Since publicly traded Heska shares are worth a total of US$559.1m, it seems unlikely that this level of liabilities would be a major threat. Having said that, it's clear that we should continue to monitor its balance sheet, lest it change for the worse. But either way, Heska has virtually no net debt, so it's fair to say it does not have a heavy debt load!

In order to size up a company's debt relative to its earnings, we calculate its net debt divided by its earnings before interest, tax, depreciation, and amortization (EBITDA) and its earnings before interest and tax (EBIT) divided by its interest expense (its interest cover). This way, we consider both the absolute quantum of the debt, as well as the interest rates paid on it.

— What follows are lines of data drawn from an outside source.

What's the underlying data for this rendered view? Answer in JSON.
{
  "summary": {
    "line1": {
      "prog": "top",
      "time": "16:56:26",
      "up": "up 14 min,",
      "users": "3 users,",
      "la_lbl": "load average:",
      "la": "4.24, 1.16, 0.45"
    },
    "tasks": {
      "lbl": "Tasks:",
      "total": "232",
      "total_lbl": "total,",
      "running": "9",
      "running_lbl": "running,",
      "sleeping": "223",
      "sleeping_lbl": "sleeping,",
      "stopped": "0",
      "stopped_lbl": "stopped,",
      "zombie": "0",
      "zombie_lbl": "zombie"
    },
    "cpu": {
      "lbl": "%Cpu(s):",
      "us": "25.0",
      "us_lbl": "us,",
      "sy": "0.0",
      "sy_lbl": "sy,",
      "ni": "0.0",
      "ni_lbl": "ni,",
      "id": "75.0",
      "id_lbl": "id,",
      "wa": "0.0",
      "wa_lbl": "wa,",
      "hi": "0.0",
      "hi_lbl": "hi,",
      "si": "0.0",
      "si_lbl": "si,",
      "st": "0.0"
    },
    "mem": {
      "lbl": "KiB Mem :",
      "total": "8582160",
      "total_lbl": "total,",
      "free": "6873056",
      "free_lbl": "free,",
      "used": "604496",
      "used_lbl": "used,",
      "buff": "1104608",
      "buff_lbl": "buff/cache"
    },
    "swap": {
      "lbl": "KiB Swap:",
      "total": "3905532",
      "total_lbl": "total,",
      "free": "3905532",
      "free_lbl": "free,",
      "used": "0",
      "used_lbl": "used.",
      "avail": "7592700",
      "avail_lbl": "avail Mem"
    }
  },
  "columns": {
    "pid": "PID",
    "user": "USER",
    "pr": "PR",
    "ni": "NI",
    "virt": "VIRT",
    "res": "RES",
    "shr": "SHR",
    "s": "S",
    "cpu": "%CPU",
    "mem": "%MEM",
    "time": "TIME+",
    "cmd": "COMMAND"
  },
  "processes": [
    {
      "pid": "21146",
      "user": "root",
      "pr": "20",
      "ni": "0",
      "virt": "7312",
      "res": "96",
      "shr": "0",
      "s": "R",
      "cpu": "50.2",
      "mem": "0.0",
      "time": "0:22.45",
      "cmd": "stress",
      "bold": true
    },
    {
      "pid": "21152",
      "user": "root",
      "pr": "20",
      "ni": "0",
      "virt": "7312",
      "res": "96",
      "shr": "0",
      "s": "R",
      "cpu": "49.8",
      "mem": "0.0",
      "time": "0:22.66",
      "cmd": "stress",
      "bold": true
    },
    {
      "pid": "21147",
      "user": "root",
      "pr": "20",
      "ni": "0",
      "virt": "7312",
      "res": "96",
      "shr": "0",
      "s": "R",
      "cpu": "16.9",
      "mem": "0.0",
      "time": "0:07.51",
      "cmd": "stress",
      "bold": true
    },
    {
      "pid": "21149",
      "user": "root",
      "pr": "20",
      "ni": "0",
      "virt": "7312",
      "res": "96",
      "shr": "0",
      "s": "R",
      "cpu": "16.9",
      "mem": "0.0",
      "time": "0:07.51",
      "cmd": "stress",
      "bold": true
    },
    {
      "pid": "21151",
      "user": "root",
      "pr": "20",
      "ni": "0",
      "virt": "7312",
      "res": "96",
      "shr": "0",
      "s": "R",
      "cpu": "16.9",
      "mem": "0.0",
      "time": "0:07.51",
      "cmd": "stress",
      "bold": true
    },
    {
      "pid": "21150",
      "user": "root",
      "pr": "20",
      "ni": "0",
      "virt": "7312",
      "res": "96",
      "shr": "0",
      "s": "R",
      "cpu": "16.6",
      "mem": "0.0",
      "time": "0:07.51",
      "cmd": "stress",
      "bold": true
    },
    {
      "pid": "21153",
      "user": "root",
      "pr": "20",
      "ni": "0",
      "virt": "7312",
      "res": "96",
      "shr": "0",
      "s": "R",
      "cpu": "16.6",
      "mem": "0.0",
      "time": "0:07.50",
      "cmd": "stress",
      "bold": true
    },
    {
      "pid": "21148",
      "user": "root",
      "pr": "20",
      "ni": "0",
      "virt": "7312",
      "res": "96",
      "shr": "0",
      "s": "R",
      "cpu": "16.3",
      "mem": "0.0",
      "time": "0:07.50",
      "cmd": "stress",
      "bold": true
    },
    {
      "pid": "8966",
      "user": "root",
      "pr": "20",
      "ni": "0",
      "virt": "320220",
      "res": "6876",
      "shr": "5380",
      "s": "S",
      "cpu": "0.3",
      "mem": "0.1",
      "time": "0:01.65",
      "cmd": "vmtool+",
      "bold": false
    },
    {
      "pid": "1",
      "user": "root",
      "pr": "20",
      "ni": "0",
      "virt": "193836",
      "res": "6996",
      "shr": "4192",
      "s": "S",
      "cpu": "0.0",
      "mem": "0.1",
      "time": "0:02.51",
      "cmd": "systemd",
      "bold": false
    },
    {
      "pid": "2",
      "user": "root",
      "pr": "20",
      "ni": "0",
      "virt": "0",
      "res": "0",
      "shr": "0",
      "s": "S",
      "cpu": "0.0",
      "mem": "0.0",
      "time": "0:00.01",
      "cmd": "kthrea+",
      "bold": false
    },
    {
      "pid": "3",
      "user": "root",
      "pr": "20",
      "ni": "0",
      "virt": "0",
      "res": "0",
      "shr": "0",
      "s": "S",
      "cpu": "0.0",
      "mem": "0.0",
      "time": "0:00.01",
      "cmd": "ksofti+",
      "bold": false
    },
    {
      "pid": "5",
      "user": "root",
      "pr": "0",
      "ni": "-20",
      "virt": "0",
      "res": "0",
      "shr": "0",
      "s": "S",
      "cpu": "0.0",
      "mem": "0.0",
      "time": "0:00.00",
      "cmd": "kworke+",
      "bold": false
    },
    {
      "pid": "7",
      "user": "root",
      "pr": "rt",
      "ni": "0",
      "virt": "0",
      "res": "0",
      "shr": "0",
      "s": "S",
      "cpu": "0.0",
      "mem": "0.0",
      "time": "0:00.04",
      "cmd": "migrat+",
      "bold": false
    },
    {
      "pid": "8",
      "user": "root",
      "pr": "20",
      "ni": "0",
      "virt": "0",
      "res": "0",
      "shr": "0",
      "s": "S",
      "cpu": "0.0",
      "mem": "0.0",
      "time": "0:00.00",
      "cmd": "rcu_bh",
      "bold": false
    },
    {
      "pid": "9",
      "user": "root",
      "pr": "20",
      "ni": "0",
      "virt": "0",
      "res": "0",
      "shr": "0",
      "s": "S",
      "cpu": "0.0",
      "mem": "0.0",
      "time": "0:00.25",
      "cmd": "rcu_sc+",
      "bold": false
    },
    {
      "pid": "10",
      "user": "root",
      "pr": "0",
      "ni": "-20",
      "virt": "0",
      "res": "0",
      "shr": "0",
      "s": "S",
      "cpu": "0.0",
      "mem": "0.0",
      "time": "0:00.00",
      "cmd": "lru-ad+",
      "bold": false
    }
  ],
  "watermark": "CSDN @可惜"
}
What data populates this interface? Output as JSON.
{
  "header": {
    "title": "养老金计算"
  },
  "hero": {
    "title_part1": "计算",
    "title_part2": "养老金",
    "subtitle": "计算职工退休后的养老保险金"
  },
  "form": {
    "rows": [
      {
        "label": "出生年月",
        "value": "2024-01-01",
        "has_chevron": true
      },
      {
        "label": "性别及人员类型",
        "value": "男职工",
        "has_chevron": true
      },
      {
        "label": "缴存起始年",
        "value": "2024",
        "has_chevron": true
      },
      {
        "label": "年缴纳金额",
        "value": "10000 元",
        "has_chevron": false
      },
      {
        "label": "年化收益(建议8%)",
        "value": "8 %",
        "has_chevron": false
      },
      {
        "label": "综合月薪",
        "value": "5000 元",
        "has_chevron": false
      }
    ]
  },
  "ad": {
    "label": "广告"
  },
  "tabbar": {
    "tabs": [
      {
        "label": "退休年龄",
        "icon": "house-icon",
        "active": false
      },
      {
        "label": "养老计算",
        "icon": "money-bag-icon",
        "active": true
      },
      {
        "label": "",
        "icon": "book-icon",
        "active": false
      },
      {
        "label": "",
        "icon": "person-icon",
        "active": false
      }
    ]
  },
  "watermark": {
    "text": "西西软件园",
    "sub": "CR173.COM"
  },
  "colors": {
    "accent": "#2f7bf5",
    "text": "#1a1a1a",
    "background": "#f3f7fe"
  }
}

Heska has a low net debt to EBITDA ratio of only 0.26. And its EBIT covers its interest expense a whopping 245 times over. So we're pretty relaxed about its super-conservative use of debt. In fact Heska's saving grace is its low debt levels, because its EBIT has tanked 59% in the last twelve months. Falling earnings (if the trend continues) could eventually make even modest debt quite risky. There's no doubt that we learn most about debt from the balance sheet. But it is future earnings, more than anything, that will determine Heska's ability to maintain a healthy balance sheet going forward. So if you're focused on the future you can check out this free report showing analyst profit forecasts.

Finally, a business needs free cash flow to pay off debt; accounting profits just don't cut it. So we always check how much of that EBIT is translated into free cash flow. In the last three years, Heska's free cash flow amounted to 35% of its EBIT, less than we'd expect. That's not great, when it comes to paying down debt.

Our View

Based on what we've seen Heska is not finding it easy EBIT growth rate, but the other factors we considered give us cause to be optimistic. There's no doubt that its ability to cover its interest expense with its EBIT is pretty flash. We would also note that Medical Equipment industry companies like Heska commonly do use debt without problems. When we consider all the factors mentioned above, we do feel a bit cautious about Heska's use of debt. While we appreciate debt can enhance returns on equity, we'd suggest that shareholders keep close watch on its debt levels, lest they increase. We'd be motivated to research the stock further if we found out that Heska insiders have bought shares recently. If you would too, then you're in luck, since today we're sharing our list of reported insider transactions for free.

When all is said and done, sometimes its easier to focus on companies that don't even need debt. Readers can access a list of growth stocks with zero net debt 100% free, right now.

We aim to bring you long-term focused research analysis driven by fundamental data. Note that our analysis may not factor in the latest price-sensitive company announcements or qualitative material.

If you spot an error that warrants correction, please contact the editor at editorial-team@simplywallst.com. This article by Simply Wall St is general in nature. It does not constitute a recommendation to buy or sell any stock, and does not take account of your objectives, or your financial situation. Simply Wall St has no position in the stocks mentioned. Thank you for reading.